# EXERCISE DIRECTIONS:
Copy each line of the material below that includes the string "icon".

# DATASET ENTRIES:
"""

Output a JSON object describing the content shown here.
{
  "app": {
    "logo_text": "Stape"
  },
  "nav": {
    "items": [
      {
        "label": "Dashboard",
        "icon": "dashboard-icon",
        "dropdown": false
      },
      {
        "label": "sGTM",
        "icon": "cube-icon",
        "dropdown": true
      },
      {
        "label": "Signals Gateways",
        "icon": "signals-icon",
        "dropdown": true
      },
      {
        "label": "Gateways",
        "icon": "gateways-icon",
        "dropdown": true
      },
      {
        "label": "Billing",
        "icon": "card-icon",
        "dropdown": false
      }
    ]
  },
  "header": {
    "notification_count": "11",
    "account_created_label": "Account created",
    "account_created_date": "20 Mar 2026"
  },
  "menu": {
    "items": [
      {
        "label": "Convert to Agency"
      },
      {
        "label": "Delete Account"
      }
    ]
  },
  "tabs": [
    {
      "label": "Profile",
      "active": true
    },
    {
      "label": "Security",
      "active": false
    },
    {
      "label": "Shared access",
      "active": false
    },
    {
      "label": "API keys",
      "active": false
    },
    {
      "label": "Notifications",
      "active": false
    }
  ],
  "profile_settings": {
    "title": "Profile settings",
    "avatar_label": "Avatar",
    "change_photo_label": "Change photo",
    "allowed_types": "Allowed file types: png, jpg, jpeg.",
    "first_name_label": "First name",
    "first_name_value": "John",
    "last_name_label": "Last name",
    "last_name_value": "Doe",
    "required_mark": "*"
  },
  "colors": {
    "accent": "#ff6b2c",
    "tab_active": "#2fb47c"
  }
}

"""

# YOUR SOLUTION:
        "icon": "dashboard-icon",
        "icon": "cube-icon",
        "icon": "signals-icon",
        "icon": "gateways-icon",
        "icon": "card-icon",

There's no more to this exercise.